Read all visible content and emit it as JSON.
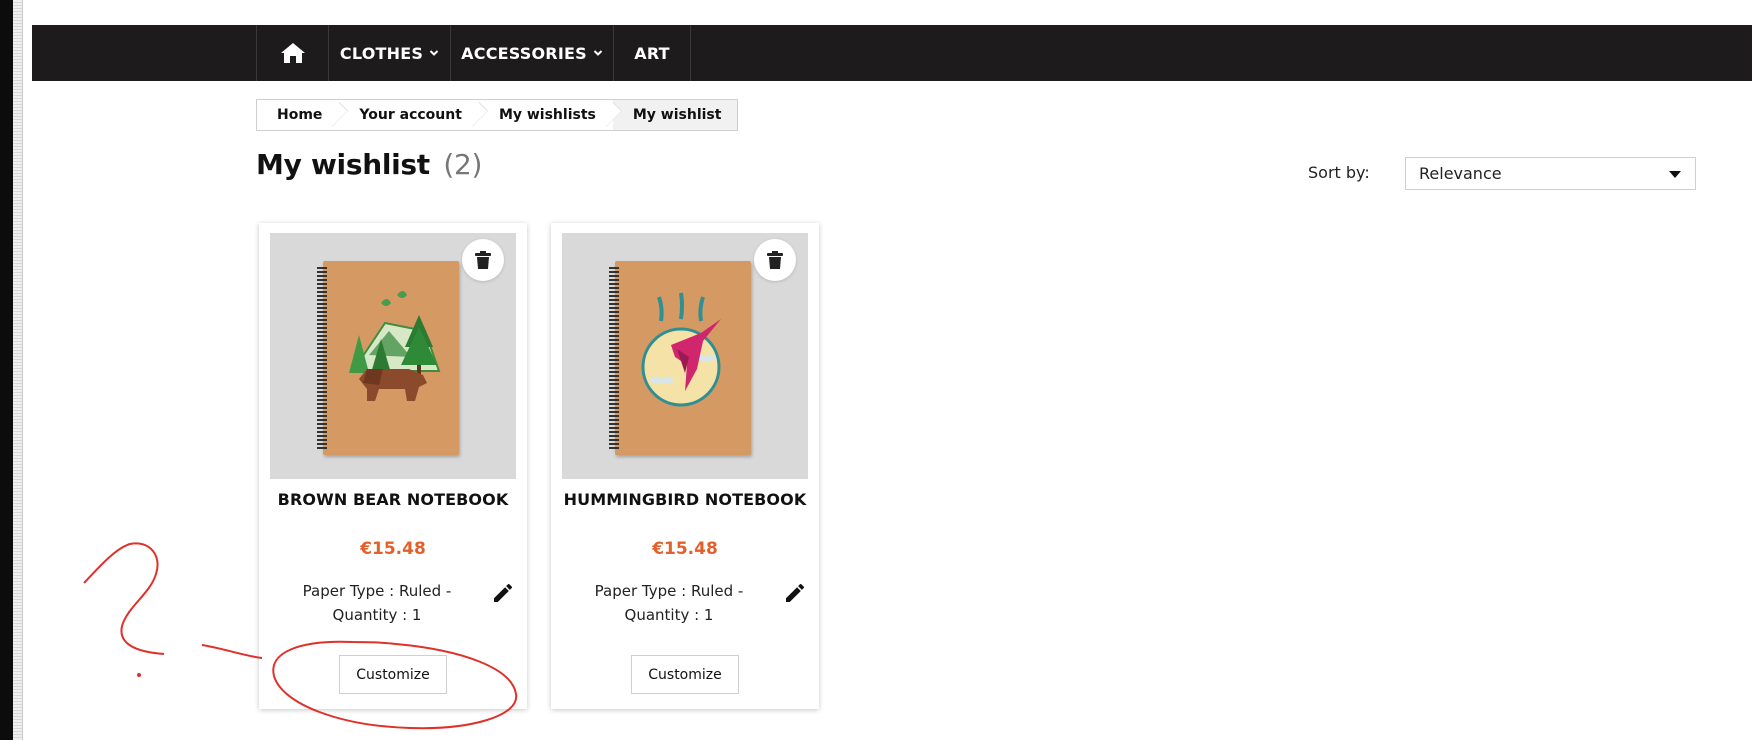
{
  "nav": {
    "home_icon": "home-icon",
    "items": [
      {
        "label": "CLOTHES",
        "has_dropdown": true
      },
      {
        "label": "ACCESSORIES",
        "has_dropdown": true
      },
      {
        "label": "ART",
        "has_dropdown": false
      }
    ]
  },
  "breadcrumb": [
    "Home",
    "Your account",
    "My wishlists",
    "My wishlist"
  ],
  "page": {
    "title": "My wishlist",
    "count": "(2)"
  },
  "sort": {
    "label": "Sort by:",
    "value": "Relevance"
  },
  "products": [
    {
      "name": "BROWN BEAR NOTEBOOK",
      "price": "€15.48",
      "attributes_line1": "Paper Type : Ruled -",
      "attributes_line2": "Quantity : 1",
      "button": "Customize",
      "image_icon": "brown-bear-illustration"
    },
    {
      "name": "HUMMINGBIRD NOTEBOOK",
      "price": "€15.48",
      "attributes_line1": "Paper Type : Ruled -",
      "attributes_line2": "Quantity : 1",
      "button": "Customize",
      "image_icon": "hummingbird-illustration"
    }
  ],
  "colors": {
    "nav_bg": "#1d1b1c",
    "price": "#e4602a",
    "annotation": "#e0302a"
  }
}
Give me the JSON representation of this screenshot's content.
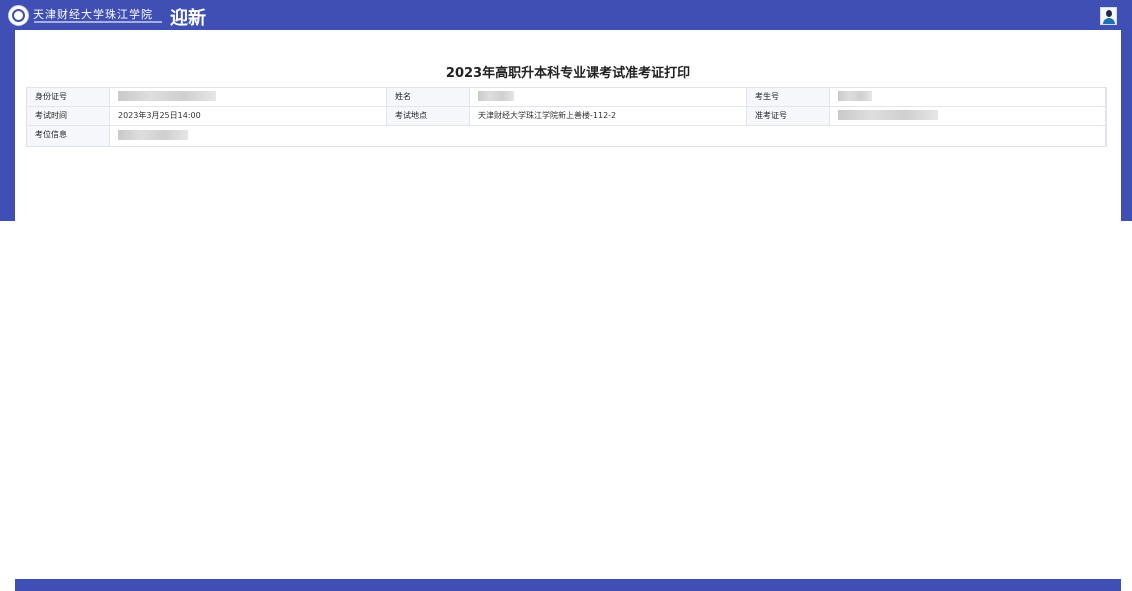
{
  "header": {
    "school_name": "天津财经大学珠江学院",
    "app_title": "迎新",
    "logo_icon": "school-seal-icon",
    "avatar_icon": "user-avatar-icon"
  },
  "colors": {
    "brand": "#3f4fb4",
    "table_bg": "#f6f7fb"
  },
  "document": {
    "title": "2023年高职升本科专业课考试准考证打印",
    "fields": {
      "id_number_label": "身份证号",
      "name_label": "姓名",
      "candidate_no_label": "考生号",
      "exam_time_label": "考试时间",
      "exam_time_value": "2023年3月25日14:00",
      "exam_location_label": "考试地点",
      "exam_location_value": "天津财经大学珠江学院新上善楼-112-2",
      "admission_no_label": "准考证号",
      "seat_info_label": "考位信息"
    }
  }
}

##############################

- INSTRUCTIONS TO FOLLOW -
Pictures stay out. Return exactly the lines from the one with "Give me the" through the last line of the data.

- PROBLEM SOLUTION -
Give me the JSON representation of this screenshot's content.
{
  "header": {
    "school_name": "天津财经大学珠江学院",
    "app_title": "迎新",
    "logo_icon": "school-seal-icon",
    "avatar_icon": "user-avatar-icon"
  },
  "colors": {
    "brand": "#3f4fb4",
    "table_bg": "#f6f7fb"
  },
  "document": {
    "title": "2023年高职升本科专业课考试准考证打印",
    "fields": {
      "id_number_label": "身份证号",
      "name_label": "姓名",
      "candidate_no_label": "考生号",
      "exam_time_label": "考试时间",
      "exam_time_value": "2023年3月25日14:00",
      "exam_location_label": "考试地点",
      "exam_location_value": "天津财经大学珠江学院新上善楼-112-2",
      "admission_no_label": "准考证号",
      "seat_info_label": "考位信息"
    }
  }
}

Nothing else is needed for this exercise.